### Required action
Search the records for "icon". Copy every line where it appears.

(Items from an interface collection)
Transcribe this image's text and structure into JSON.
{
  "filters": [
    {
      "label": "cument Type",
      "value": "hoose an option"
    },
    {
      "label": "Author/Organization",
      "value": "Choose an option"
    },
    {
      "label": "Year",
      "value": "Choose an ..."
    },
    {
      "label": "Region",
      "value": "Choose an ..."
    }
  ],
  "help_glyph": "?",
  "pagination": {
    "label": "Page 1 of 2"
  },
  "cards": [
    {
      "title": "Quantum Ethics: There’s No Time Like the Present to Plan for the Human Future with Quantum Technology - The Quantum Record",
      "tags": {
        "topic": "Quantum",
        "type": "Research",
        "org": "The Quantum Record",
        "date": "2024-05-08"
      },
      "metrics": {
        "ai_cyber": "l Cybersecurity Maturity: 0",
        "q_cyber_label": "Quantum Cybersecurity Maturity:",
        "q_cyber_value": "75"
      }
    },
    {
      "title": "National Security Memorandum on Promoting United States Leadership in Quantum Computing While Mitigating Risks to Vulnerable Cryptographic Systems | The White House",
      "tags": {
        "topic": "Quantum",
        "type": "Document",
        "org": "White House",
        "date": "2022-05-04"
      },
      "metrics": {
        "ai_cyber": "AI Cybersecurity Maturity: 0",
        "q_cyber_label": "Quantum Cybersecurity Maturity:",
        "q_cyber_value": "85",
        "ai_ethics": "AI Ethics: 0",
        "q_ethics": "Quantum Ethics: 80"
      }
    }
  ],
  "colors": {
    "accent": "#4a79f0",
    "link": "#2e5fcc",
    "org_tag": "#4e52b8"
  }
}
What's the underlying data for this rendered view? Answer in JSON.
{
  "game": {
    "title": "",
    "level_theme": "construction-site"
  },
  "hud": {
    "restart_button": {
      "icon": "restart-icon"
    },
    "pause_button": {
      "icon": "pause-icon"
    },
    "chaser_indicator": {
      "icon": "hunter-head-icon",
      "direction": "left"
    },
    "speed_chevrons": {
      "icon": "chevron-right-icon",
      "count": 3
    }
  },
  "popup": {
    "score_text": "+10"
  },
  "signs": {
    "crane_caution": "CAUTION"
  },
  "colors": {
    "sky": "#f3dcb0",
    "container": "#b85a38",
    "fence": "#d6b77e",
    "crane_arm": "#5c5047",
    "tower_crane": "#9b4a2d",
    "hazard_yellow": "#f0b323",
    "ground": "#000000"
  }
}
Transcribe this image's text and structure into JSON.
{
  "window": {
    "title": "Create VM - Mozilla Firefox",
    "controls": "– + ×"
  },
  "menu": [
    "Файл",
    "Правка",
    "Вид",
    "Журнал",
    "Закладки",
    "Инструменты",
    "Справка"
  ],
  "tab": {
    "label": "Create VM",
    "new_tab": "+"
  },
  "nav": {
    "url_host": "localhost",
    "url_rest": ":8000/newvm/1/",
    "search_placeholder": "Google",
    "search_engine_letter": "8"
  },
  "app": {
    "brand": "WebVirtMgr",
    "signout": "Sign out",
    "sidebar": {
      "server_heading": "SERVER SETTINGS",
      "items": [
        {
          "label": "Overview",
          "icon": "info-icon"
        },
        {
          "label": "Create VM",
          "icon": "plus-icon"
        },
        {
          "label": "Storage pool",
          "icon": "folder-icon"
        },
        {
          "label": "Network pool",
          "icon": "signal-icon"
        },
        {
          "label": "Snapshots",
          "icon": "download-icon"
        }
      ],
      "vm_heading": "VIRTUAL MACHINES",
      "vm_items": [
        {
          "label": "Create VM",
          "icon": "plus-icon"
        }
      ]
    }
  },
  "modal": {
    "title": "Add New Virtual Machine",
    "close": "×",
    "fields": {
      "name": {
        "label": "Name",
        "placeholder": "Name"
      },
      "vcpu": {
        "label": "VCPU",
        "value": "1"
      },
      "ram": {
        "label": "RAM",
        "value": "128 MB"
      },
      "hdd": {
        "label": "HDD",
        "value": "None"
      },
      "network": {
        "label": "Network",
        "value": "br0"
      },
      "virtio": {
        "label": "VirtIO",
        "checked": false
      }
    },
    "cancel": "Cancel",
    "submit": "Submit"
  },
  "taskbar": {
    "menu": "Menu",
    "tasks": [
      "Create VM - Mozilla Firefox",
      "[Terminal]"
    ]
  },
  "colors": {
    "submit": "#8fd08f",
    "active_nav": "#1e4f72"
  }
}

### Exercise result
      "icon": "restart-icon"
      "icon": "pause-icon"
      "icon": "hunter-head-icon",
      "icon": "chevron-right-icon",
          "icon": "info-icon"
          "icon": "plus-icon"
          "icon": "folder-icon"
          "icon": "signal-icon"
          "icon": "download-icon"
          "icon": "plus-icon"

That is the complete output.